There are approximately 70 pictures in the whole work, at the moment. About 75% of the pictures in this work are black and white photographs, most of them  40 x 30 centimeters each (with passe-partout and  frame 73,5 x 56,5 cm). They are printed on fiber-based Ilford Multigrade 1k photographic paper and treated with selenium toner for maximum archival quality. The color photographs are usually sized 73 x 56 centimeters each (with frame 73,5 x 56,5 cm). They are cibachrome prints. As the work is so large, it has never been exhibited in its entirety, even though it's meant to be an undivided whole. The compromise I've made has been exhibiting extensive "chapters" of it, the most frequently shown chapter has been This Is My Family.






CHRISTMAS NEVER COMES


A photo and a text. Occasionally exhibited with an audio CD of music, Ein Tod Folgt dem Andern, thus forming a triptych. The size of the photo and text panel is 40 x 30 cm (74 x 57 including the frame. My atheist/relativist version of the Ten Commandments of the New Testament. I only came up with nine anyway. This piece was central to my early work: its photo and/or text popped up again and again in various installations, performances, musics, videos and multidisciplinary pieces.

EIN TOD FOLGT DEM ANDERN
  A piece of music by Teemu Mäki and Max Savikangas.
(6'30, included in the double CD: Max Savikangas – Extraterrestial, UUCD102, 2003)
The lyrics of the music are a modified version of Christmas Never Comes:
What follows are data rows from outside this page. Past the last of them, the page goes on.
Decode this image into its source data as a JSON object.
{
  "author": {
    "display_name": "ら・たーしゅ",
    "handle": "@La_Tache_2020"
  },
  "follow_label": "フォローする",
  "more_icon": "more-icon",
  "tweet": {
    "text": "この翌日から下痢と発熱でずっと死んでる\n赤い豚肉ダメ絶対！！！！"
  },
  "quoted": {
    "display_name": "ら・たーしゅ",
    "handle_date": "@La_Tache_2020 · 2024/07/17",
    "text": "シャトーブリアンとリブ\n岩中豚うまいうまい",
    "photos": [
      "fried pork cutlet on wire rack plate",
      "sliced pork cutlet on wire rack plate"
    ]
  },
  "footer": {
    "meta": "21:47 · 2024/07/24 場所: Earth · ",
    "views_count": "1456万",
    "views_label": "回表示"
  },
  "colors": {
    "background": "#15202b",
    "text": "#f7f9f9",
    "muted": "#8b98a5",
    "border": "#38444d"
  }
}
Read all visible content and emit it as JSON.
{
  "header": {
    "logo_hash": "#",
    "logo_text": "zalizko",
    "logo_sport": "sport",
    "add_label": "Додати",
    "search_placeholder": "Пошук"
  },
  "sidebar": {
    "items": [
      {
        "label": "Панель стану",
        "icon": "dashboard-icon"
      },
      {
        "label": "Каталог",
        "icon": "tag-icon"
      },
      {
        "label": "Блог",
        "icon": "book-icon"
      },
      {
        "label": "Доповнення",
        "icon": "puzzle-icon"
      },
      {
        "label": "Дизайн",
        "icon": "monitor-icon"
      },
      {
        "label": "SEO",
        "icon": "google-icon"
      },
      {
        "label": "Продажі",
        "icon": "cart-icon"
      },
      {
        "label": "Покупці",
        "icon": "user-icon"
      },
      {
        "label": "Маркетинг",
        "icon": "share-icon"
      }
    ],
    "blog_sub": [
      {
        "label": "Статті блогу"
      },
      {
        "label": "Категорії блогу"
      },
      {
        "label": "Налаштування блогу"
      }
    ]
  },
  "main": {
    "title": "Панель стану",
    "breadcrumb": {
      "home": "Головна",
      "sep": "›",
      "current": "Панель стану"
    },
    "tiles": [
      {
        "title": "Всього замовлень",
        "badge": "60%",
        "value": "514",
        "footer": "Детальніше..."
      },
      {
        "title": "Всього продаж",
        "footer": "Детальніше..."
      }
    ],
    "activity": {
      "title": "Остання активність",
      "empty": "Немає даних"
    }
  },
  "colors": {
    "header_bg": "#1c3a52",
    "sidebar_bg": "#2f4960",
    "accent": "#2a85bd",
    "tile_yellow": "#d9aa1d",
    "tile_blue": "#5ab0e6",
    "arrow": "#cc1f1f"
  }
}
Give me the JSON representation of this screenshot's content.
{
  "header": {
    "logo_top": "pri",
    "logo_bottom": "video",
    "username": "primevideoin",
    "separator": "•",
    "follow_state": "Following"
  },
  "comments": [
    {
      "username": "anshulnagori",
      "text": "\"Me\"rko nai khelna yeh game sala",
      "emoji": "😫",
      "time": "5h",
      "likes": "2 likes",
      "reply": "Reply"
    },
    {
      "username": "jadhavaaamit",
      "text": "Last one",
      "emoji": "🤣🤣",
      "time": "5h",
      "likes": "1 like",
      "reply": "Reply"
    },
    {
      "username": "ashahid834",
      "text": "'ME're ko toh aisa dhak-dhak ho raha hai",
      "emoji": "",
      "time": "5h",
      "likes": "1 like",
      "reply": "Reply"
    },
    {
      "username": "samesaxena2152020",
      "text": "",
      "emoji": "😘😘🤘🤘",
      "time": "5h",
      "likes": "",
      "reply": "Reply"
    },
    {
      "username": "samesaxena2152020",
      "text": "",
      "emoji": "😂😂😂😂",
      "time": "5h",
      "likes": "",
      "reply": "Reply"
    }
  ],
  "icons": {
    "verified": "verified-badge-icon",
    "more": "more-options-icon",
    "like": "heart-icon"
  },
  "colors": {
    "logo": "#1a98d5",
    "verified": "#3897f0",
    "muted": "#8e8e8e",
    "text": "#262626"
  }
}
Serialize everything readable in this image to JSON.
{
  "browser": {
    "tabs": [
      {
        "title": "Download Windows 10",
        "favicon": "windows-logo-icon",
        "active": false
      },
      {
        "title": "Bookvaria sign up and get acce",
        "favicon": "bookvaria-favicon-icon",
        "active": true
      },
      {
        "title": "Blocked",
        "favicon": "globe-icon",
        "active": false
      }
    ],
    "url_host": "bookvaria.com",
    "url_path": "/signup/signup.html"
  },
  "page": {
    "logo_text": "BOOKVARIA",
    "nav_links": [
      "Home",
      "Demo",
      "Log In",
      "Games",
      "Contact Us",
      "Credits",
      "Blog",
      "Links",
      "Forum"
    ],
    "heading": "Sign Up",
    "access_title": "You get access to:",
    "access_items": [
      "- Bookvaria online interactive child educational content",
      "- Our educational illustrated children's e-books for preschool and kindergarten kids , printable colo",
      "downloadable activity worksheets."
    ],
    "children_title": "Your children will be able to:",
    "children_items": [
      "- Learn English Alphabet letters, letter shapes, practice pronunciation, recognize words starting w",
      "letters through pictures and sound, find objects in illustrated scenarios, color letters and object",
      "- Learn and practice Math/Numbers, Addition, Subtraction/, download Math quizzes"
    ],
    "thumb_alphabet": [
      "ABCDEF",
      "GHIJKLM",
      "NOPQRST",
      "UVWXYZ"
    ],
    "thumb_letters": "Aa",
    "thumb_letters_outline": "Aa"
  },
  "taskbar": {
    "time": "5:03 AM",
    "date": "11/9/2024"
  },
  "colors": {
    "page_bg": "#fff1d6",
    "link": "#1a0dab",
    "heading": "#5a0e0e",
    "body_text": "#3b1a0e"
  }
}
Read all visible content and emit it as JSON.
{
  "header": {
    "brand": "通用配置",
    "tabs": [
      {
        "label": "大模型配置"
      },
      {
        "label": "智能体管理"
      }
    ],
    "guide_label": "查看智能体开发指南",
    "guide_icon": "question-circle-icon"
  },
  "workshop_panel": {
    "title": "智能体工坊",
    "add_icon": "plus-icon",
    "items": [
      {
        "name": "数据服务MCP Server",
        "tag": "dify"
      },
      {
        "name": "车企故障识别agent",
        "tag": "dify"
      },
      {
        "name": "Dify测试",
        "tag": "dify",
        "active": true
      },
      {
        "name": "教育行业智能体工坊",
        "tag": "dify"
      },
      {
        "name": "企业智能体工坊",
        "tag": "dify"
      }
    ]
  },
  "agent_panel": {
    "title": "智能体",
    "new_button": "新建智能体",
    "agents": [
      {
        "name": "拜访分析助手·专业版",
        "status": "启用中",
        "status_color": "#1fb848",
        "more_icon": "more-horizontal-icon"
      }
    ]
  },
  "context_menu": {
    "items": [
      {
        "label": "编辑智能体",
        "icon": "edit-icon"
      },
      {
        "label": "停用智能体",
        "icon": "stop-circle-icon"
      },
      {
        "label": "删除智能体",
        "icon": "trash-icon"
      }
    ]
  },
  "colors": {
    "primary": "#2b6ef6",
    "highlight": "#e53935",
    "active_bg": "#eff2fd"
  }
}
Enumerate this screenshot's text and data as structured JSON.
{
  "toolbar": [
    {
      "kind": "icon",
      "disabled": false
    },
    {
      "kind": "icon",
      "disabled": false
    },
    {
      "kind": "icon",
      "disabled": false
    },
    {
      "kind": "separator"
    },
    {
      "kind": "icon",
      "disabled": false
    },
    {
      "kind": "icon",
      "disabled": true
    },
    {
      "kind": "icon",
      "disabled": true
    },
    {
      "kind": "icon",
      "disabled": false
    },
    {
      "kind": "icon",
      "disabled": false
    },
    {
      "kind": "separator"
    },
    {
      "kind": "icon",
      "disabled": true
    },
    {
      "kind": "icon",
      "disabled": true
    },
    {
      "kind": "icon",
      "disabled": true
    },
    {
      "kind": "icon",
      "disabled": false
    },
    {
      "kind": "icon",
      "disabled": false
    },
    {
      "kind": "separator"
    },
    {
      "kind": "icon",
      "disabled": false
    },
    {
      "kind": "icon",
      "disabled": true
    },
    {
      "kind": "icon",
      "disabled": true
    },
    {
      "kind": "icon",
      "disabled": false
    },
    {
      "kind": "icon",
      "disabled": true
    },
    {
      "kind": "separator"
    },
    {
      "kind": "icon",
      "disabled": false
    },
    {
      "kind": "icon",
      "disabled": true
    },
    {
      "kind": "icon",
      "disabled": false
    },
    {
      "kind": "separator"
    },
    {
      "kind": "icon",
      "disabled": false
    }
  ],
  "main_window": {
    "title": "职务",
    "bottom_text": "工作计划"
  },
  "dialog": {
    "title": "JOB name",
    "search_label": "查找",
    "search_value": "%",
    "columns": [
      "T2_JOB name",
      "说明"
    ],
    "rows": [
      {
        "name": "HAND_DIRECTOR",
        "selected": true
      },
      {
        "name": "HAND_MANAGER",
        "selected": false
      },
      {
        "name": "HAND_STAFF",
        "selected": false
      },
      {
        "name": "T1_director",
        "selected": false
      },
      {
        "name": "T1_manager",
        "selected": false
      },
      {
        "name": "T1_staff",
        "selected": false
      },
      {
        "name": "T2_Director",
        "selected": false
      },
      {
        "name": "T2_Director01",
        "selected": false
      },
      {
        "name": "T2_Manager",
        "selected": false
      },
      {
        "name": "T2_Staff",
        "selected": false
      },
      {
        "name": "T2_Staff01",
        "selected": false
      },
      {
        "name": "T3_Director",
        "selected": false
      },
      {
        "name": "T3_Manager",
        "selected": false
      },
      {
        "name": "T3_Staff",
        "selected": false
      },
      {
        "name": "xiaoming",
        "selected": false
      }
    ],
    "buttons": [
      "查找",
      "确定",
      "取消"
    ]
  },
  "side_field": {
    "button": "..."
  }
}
"A death follows another death. Christmas never comes.
The presents have already been given.
Everything you can own is inside your skull.
Know your enemy from your friends:
You don't need any thing that you don't already have.
You are not dying of hunger, so how meaningful your life is to you
depends, not on what you do but on what you think.
Consumerism's comfort doesn't make you come but says instead:
"Don't worry, be fatty, you're not ill, you just need a sleeping pill!"
Christmas is a celebration and promise of eternal life and happiness...
...but only mortality gives us the possibility to project personal purpose
and meaning onto our lives in a meaningless world.
And to be alive is to be in pain.
Death at work    =    life."




web
        analytics